Scottish Widows' £25m payout for critical illness
Scottish Widows has announced that it has paid out over £25 million on 774 critical illness policies for the twelve months up to October 2006, but warns that 16 per cent of claims were turned down. The most common claim is for cancer, which accounts for 61 per cent of claims, followed by heart disease and strokes.However of the claims that failed, 53 per cent were refused because people had not disclosed information when they took the policy out and 43 per cent of people were denied a payout as the claim did not meet the policy definition.Richard Jones, interim protection market director at Scottish Widows, said: "Through its work with the Association of British Insurers and the Critical Illness Working Party, Scottish Widows has been working to address the issue of declined claims."To reduce non-disclosure, application forms have been improved to make them clearer for our customers. To reduce the incidence of a claim not meeting the policy definition, the industry has made real headway in improving the clarity of illness definitions - thus ensuring it is clearer to consumers about what is, and isn't, covered."Although the benefits, ie fewer declined claims, won't be seen for a couple of years, these measures all go towards making each step of the process - from application to claim - clearer for consumers."
Royal Bank of Scotland to be investigated by the FSA
The Financial Services Authority (FSA) has today confirmed that the complaints procedure currently in place at the Royal Bank of Scotland is to be investigated. This comes at a time when record complaints have been received by the Financial Ombudsman Service with Lloyds bank and Barclays bank very prominent in the figures. It will be interesting to see the scope of the investigation because at thi...Read More
British Gas customers facing further price hikes?
British Gas customers could be facing further price hikes amid soaring wholesale energy prices. In January, the energy giant imposed a 15 per cent increase on its tariffs, bringing the average annual dual fuel bill to £1,055 - a rise of £143. Meanwhile, bills for direct debit customers increased by an average of £131 to £968.Now a statement from the firm's parent company Centrica has suggested...Read More
Sir Thomas Legg had concerns about MPs expenses some time
The ex-civil servant Sir Thomas Legg, currently in charge of a review of MPs expenses, was it has been revealed a member of the committee back in 2004 which was created to look at MPs expenses. It has been confirmed that Sir Thomas Legg and other members of the committee had significant concerns about the expenses system as long as five years ago.
This may well explain why Sir Thoma...
Banks receive 21 million complaints in six years
26/11/2014 Banks have paid out a total of £38.5 billion in fines and compensation over the last 15 years, a joint study by Cass Business School and think tank New City Agenda concludes.
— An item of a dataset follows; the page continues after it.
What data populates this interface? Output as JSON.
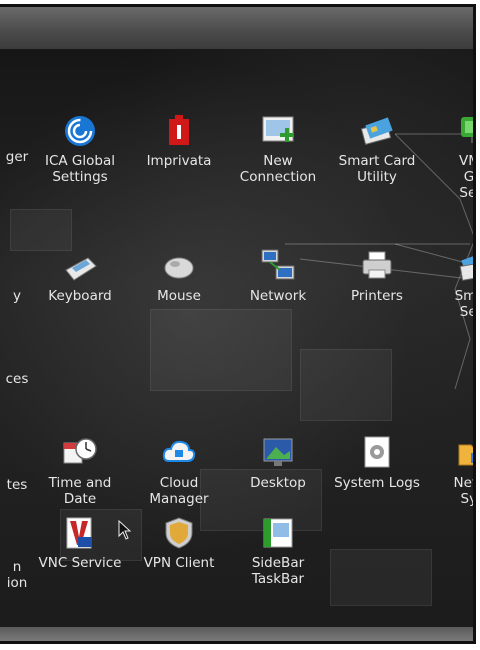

Poor standards and mis-selling has lead to public mistrust of British banks, and the report showed that in the six years between 2008 and 2014, banks received a total of 21 million complaints. The fines...Read More
Royal Bank of Scotland continues loan book disposal
It is been revealed that Royal Bank of Scotland has this week sold on a £220 million loan book as the company continues to reduce assets held on its balance sheet. The company has confirmed on numerous occasions that around £258 billion of assets will eventually be released from the company's control and the ongoing sale of various loan books is part of this strategy. Oh how the mighty fallen...Read More